*What is being asked*:
Write out the data word for word and omit every picture.

[Records from a data source]
== Segment start ==

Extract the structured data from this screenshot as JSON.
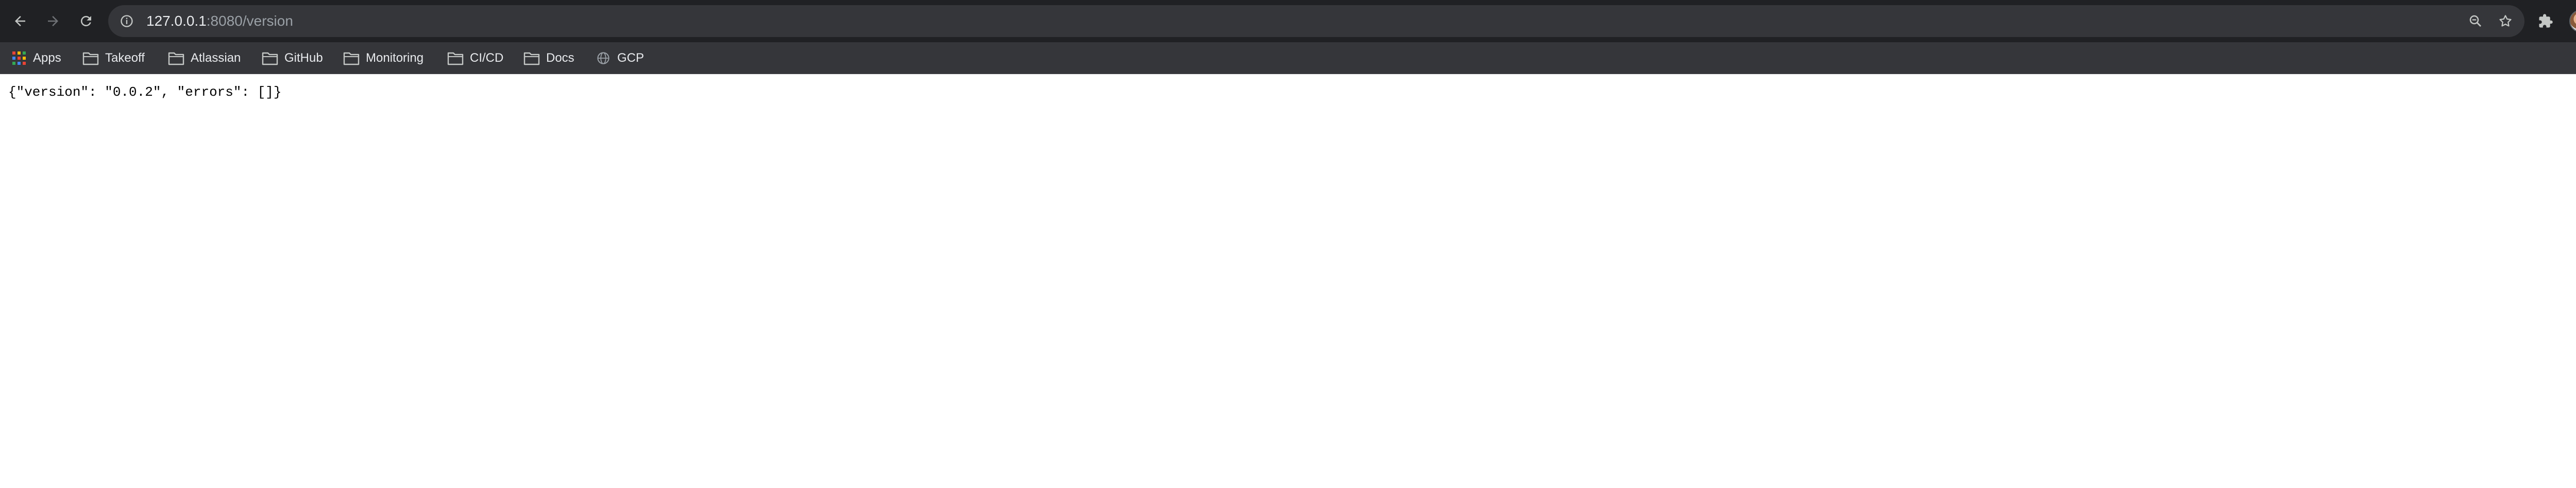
{
  "browser": {
    "url_host": "127.0.0.1",
    "url_rest": ":8080/version",
    "back_label": "Back",
    "forward_label": "Forward",
    "reload_label": "Reload"
  },
  "bookmarks": [
    {
      "label": "Apps",
      "icon": "apps-grid-icon"
    },
    {
      "label": "Takeoff",
      "icon": "folder-icon"
    },
    {
      "label": "Atlassian",
      "icon": "folder-icon"
    },
    {
      "label": "GitHub",
      "icon": "folder-icon"
    },
    {
      "label": "Monitoring",
      "icon": "folder-icon"
    },
    {
      "label": "CI/CD",
      "icon": "folder-icon"
    },
    {
      "label": "Docs",
      "icon": "folder-icon"
    },
    {
      "label": "GCP",
      "icon": "globe-icon"
    }
  ],
  "page": {
    "body_text": "{\"version\": \"0.0.2\", \"errors\": []}"
  },
  "colors": {
    "toolbar_bg": "#202124",
    "omnibox_bg": "#35363a",
    "bookmark_bar_bg": "#35363a",
    "icon_color": "#c4c7c5",
    "apps_grid_colors": [
      "#ea4335",
      "#fbbc05",
      "#34a853",
      "#4285f4"
    ]
  }
}
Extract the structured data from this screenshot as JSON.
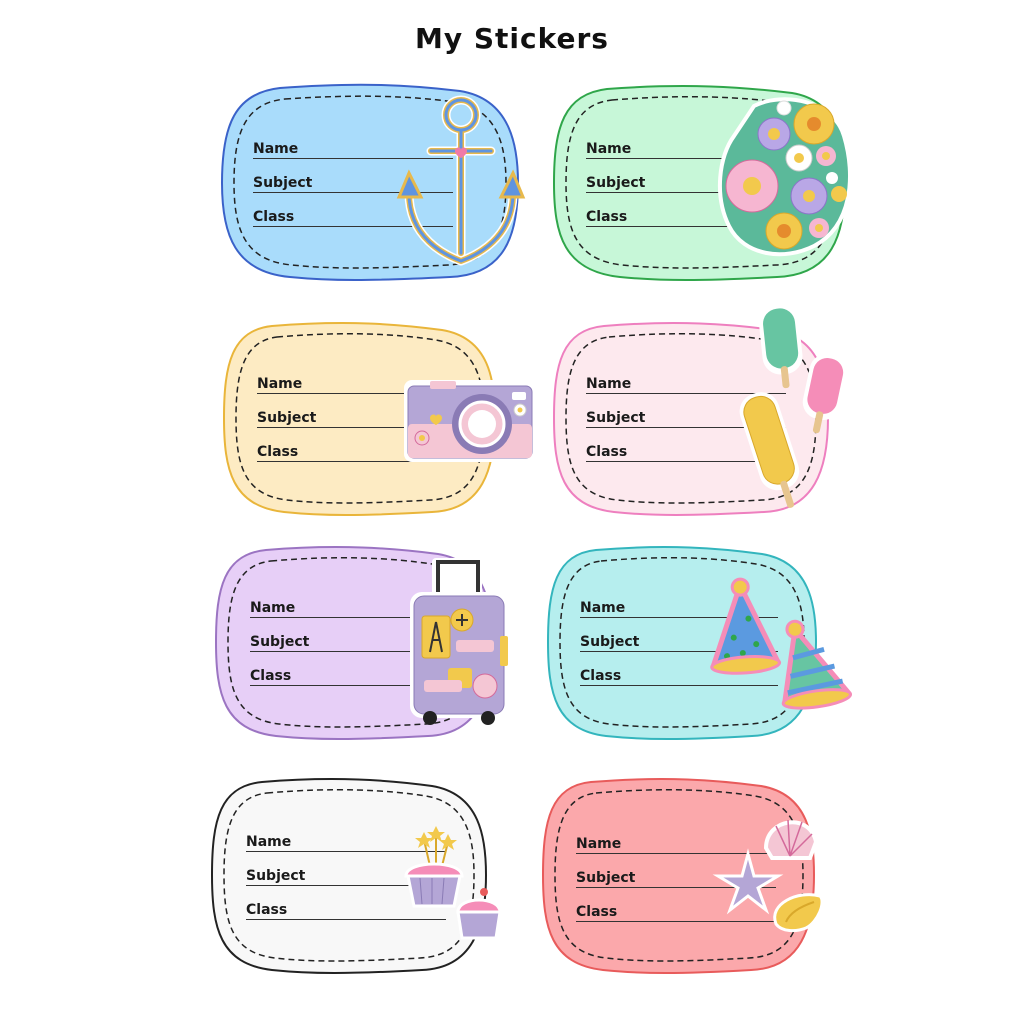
{
  "page": {
    "title": "My Stickers"
  },
  "field_labels": {
    "name": "Name",
    "subject": "Subject",
    "class": "Class"
  },
  "labels": [
    {
      "id": "blue",
      "fill": "#a9dcfb",
      "stroke": "#3a62c9",
      "sticker": "anchor-icon"
    },
    {
      "id": "green",
      "fill": "#c7f7d8",
      "stroke": "#2fa64a",
      "sticker": "flowers-icon"
    },
    {
      "id": "yellow",
      "fill": "#fdebc3",
      "stroke": "#e9b53a",
      "sticker": "camera-icon"
    },
    {
      "id": "pink",
      "fill": "#fde9ee",
      "stroke": "#ee7fbf",
      "sticker": "popsicle-icon"
    },
    {
      "id": "purple",
      "fill": "#e7cff7",
      "stroke": "#9b74c2",
      "sticker": "suitcase-icon"
    },
    {
      "id": "teal",
      "fill": "#b6eeee",
      "stroke": "#33b5bd",
      "sticker": "party-hat-icon"
    },
    {
      "id": "white",
      "fill": "#f8f8f8",
      "stroke": "#222222",
      "sticker": "cupcake-icon"
    },
    {
      "id": "red",
      "fill": "#fba8ab",
      "stroke": "#e85b5b",
      "sticker": "seashell-icon"
    }
  ]
}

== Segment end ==

*Task result*:
Extract the structured data from this screenshot as JSON.
{
  "browser": {
    "url_host": "127.0.0.1",
    "url_rest": ":8080/version",
    "back_label": "Back",
    "forward_label": "Forward",
    "reload_label": "Reload"
  },
  "bookmarks": [
    {
      "label": "Apps",
      "icon": "apps-grid-icon"
    },
    {
      "label": "Takeoff",
      "icon": "folder-icon"
    },
    {
      "label": "Atlassian",
      "icon": "folder-icon"
    },
    {
      "label": "GitHub",
      "icon": "folder-icon"
    },
    {
      "label": "Monitoring",
      "icon": "folder-icon"
    },
    {
      "label": "CI/CD",
      "icon": "folder-icon"
    },
    {
      "label": "Docs",
      "icon": "folder-icon"
    },
    {
      "label": "GCP",
      "icon": "globe-icon"
    }
  ],
  "page": {
    "body_text": "{\"version\": \"0.0.2\", \"errors\": []}"
  },
  "colors": {
    "toolbar_bg": "#202124",
    "omnibox_bg": "#35363a",
    "bookmark_bar_bg": "#35363a",
    "icon_color": "#c4c7c5",
    "apps_grid_colors": [
      "#ea4335",
      "#fbbc05",
      "#34a853",
      "#4285f4"
    ]
  }
}
Extract the structured data from this screenshot as JSON.
{
  "page": {
    "title": "My Stickers"
  },
  "field_labels": {
    "name": "Name",
    "subject": "Subject",
    "class": "Class"
  },
  "labels": [
    {
      "id": "blue",
      "fill": "#a9dcfb",
      "stroke": "#3a62c9",
      "sticker": "anchor-icon"
    },
    {
      "id": "green",
      "fill": "#c7f7d8",
      "stroke": "#2fa64a",
      "sticker": "flowers-icon"
    },
    {
      "id": "yellow",
      "fill": "#fdebc3",
      "stroke": "#e9b53a",
      "sticker": "camera-icon"
    },
    {
      "id": "pink",
      "fill": "#fde9ee",
      "stroke": "#ee7fbf",
      "sticker": "popsicle-icon"
    },
    {
      "id": "purple",
      "fill": "#e7cff7",
      "stroke": "#9b74c2",
      "sticker": "suitcase-icon"
    },
    {
      "id": "teal",
      "fill": "#b6eeee",
      "stroke": "#33b5bd",
      "sticker": "party-hat-icon"
    },
    {
      "id": "white",
      "fill": "#f8f8f8",
      "stroke": "#222222",
      "sticker": "cupcake-icon"
    },
    {
      "id": "red",
      "fill": "#fba8ab",
      "stroke": "#e85b5b",
      "sticker": "seashell-icon"
    }
  ]
}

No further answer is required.